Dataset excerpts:
-- Opening Marker --

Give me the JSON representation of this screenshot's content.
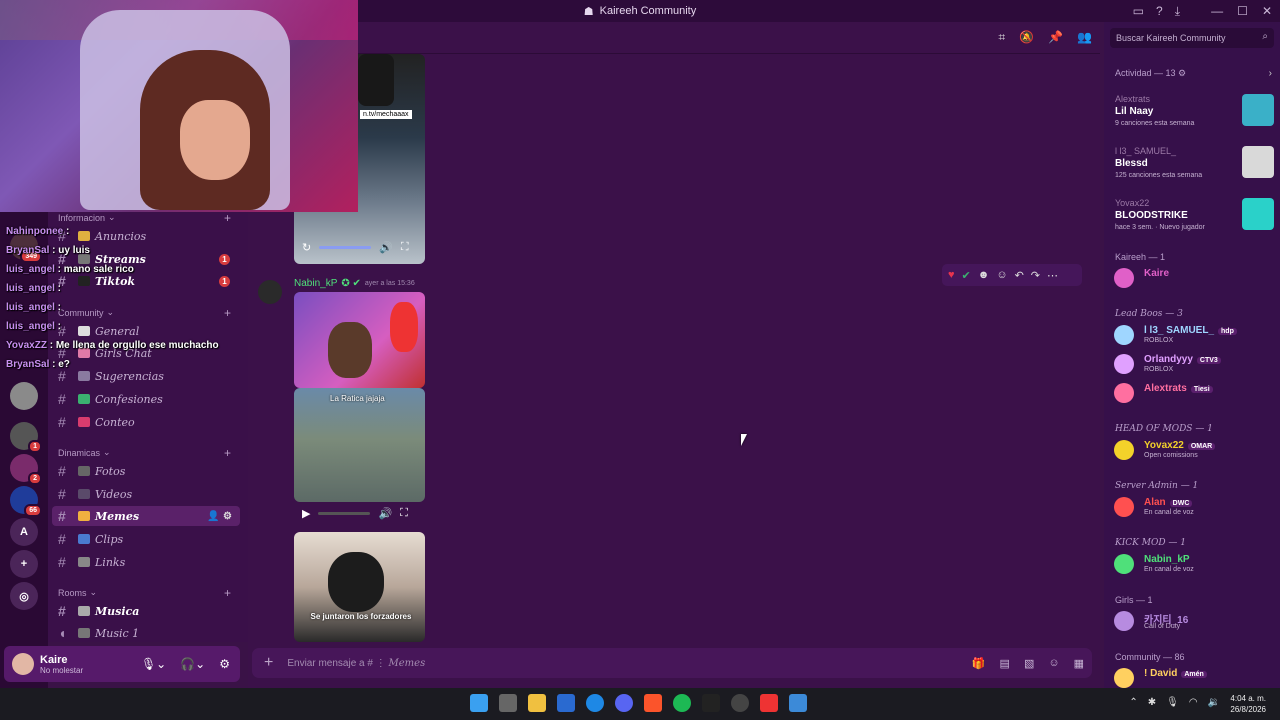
{
  "window": {
    "title": "Kaireeh Community"
  },
  "sidebar": {
    "categories": {
      "info": "Informacion",
      "community": "Community",
      "dynamics": "Dinamicas",
      "rooms": "Rooms"
    },
    "channels": {
      "anuncios": "Anuncios",
      "streams": "Streams",
      "tiktok": "Tiktok",
      "general": "General",
      "girls_chat": "Girls Chat",
      "sugerencias": "Sugerencias",
      "confesiones": "Confesiones",
      "conteo": "Conteo",
      "fotos": "Fotos",
      "videos": "Videos",
      "memes": "Memes",
      "clips": "Clips",
      "links": "Links",
      "musica": "Musica",
      "music1": "Music 1"
    },
    "mentions": {
      "streams": "1",
      "tiktok": "1"
    }
  },
  "rail": {
    "badges": [
      "349",
      "1",
      "2",
      "66"
    ],
    "letter": "A"
  },
  "user_panel": {
    "name": "Kaire",
    "status": "No molestar"
  },
  "chat": {
    "videos_stream_url": "n.tv/mechaaax",
    "message": {
      "author": "Nabin_kP",
      "timestamp": "ayer a las 15:36"
    },
    "video_caption_1": "La Ratica jajaja",
    "video_caption_2": "Se juntaron los forzadores"
  },
  "composer": {
    "placeholder_prefix": "Enviar mensaje a #",
    "placeholder_channel": "Memes"
  },
  "search": {
    "placeholder": "Buscar Kaireeh Community"
  },
  "activity": {
    "header": "Actividad — 13",
    "items": [
      {
        "user": "Alextrats",
        "title": "Lil Naay",
        "sub": "9 canciones esta semana",
        "art": "#3ab0c8"
      },
      {
        "user": "l l3_ SAMUEL_",
        "title": "Blessd",
        "sub": "125 canciones esta semana",
        "art": "#d9d9d9"
      },
      {
        "user": "Yovax22",
        "title": "BLOODSTRIKE",
        "sub": "hace 3 sem. · Nuevo jugador",
        "art": "#2ad1c9"
      }
    ]
  },
  "members": {
    "groups": [
      {
        "title": "Kaireeh — 1",
        "plain": true,
        "members": [
          {
            "name": "Kaire",
            "color": "#e060c8",
            "tag": "",
            "sub": ""
          }
        ]
      },
      {
        "title": "Lead Boos — 3",
        "plain": false,
        "members": [
          {
            "name": "l l3_ SAMUEL_",
            "color": "#9fd6ff",
            "tag": "hdp",
            "sub": "ROBLOX"
          },
          {
            "name": "Orlandyyy",
            "color": "#e0a0ff",
            "tag": "CTV3",
            "sub": "ROBLOX"
          },
          {
            "name": "Alextrats",
            "color": "#ff6fa0",
            "tag": "Tiesi",
            "sub": ""
          }
        ]
      },
      {
        "title": "HEAD OF MODS — 1",
        "plain": false,
        "members": [
          {
            "name": "Yovax22",
            "color": "#f3d22a",
            "tag": "OMAR",
            "sub": "Open comissions"
          }
        ]
      },
      {
        "title": "Server Admin — 1",
        "plain": false,
        "members": [
          {
            "name": "Alan",
            "color": "#ff5050",
            "tag": "DWC",
            "sub": "En canal de voz"
          }
        ]
      },
      {
        "title": "KICK MOD — 1",
        "plain": false,
        "members": [
          {
            "name": "Nabin_kP",
            "color": "#4fe07a",
            "tag": "",
            "sub": "En canal de voz"
          }
        ]
      },
      {
        "title": "Girls — 1",
        "plain": true,
        "members": [
          {
            "name": "카지티_16",
            "color": "#b78be0",
            "tag": "",
            "sub": "Call of Duty"
          }
        ]
      },
      {
        "title": "Community — 86",
        "plain": true,
        "members": [
          {
            "name": "! David",
            "color": "#ffd060",
            "tag": "Amén",
            "sub": ""
          }
        ]
      }
    ]
  },
  "stream_chat": [
    {
      "user": "Nahinponee",
      "text": ""
    },
    {
      "user": "BryanSal",
      "text": "uy luis"
    },
    {
      "user": "luis_angel",
      "text": "mano sale rico"
    },
    {
      "user": "luis_angel",
      "text": ""
    },
    {
      "user": "luis_angel",
      "text": ""
    },
    {
      "user": "luis_angel",
      "text": ""
    },
    {
      "user": "YovaxZZ",
      "text": "Me llena de orgullo ese muchacho"
    },
    {
      "user": "BryanSal",
      "text": "e?"
    }
  ],
  "taskbar": {
    "time": "4:04 a. m.",
    "date": "26/8/2026"
  }
}
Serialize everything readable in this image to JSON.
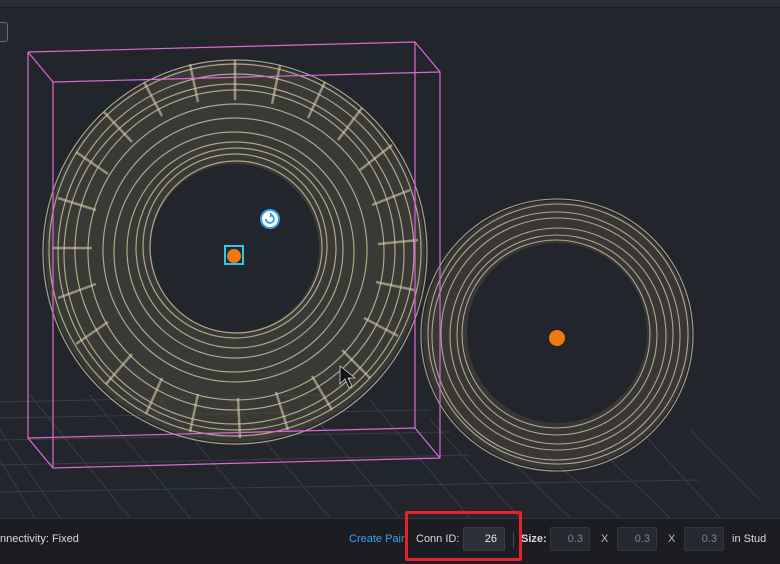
{
  "status": {
    "connectivity_text": "nnectivity: Fixed"
  },
  "toolbar": {
    "create_pair_label": "Create Pair",
    "conn_id_label": "Conn ID:",
    "conn_id_value": "26",
    "size_label": "Size:",
    "size_x": "0.3",
    "size_y": "0.3",
    "size_z": "0.3",
    "times_symbol_1": "X",
    "times_symbol_2": "X",
    "unit_label": "in Stud"
  },
  "colors": {
    "accent_link": "#3aa0e6",
    "highlight_box": "#e8202a",
    "selection_box": "#d86ad8",
    "pivot_marker": "#f07a10"
  }
}
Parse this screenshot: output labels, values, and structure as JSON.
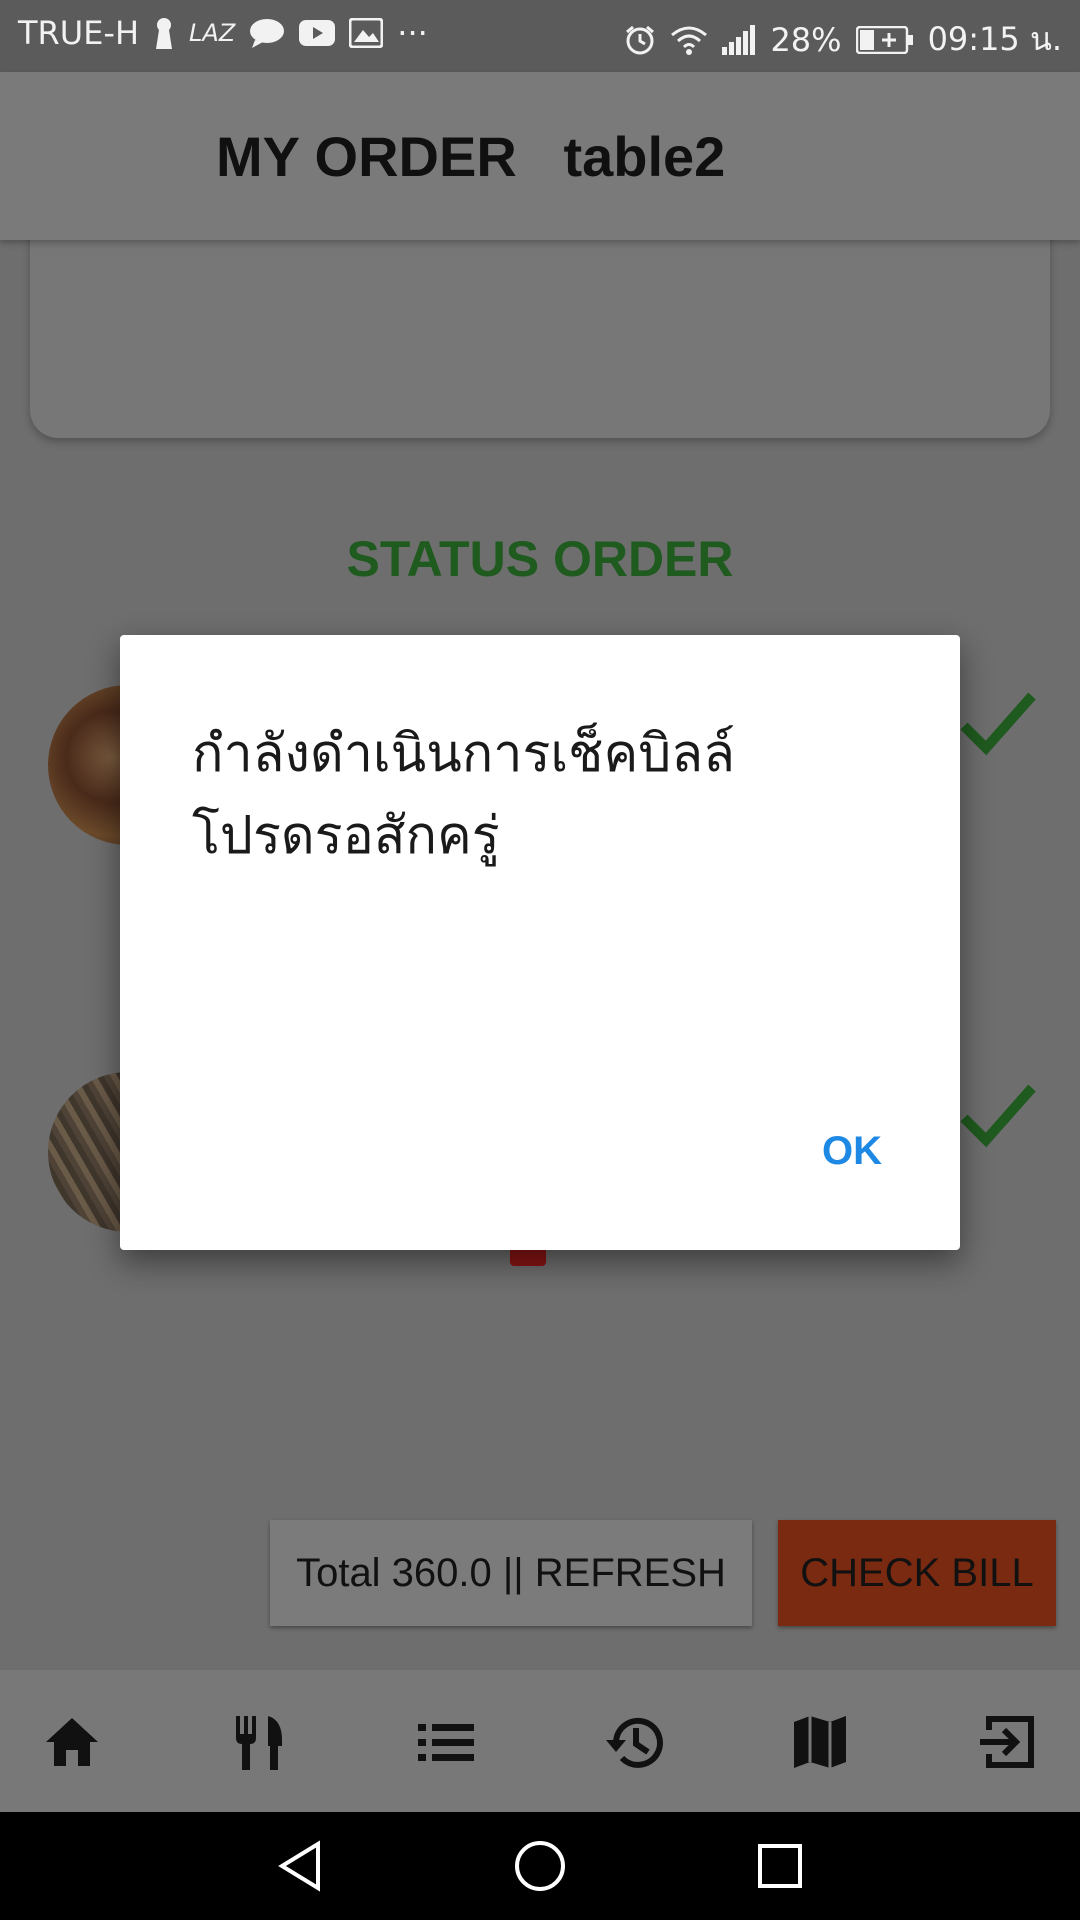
{
  "status_bar": {
    "carrier": "TRUE-H",
    "app_text": "LAZ",
    "overflow": "···",
    "battery": "28%",
    "time": "09:15 น.",
    "icons": [
      "keyhole-icon",
      "chat-icon",
      "youtube-icon",
      "gallery-icon",
      "alarm-icon",
      "wifi-icon",
      "signal-icon",
      "battery-charging-icon"
    ]
  },
  "app_bar": {
    "title": "MY ORDER   table2"
  },
  "main": {
    "status_heading": "STATUS ORDER"
  },
  "actions": {
    "total_refresh_label": "Total 360.0 || REFRESH",
    "check_bill_label": "CHECK BILL"
  },
  "bottom_nav": {
    "items": [
      "home-icon",
      "restaurant-icon",
      "list-icon",
      "history-icon",
      "map-icon",
      "exit-icon"
    ]
  },
  "dialog": {
    "message": "กำลังดำเนินการเช็คบิลล์\nโปรดรอสักครู่",
    "ok_label": "OK"
  },
  "colors": {
    "status_heading": "#1f5a1f",
    "check_bill_bg": "#7a2a10",
    "dialog_button": "#1e88e5"
  }
}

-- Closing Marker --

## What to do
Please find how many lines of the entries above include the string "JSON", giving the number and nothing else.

## Solution below
3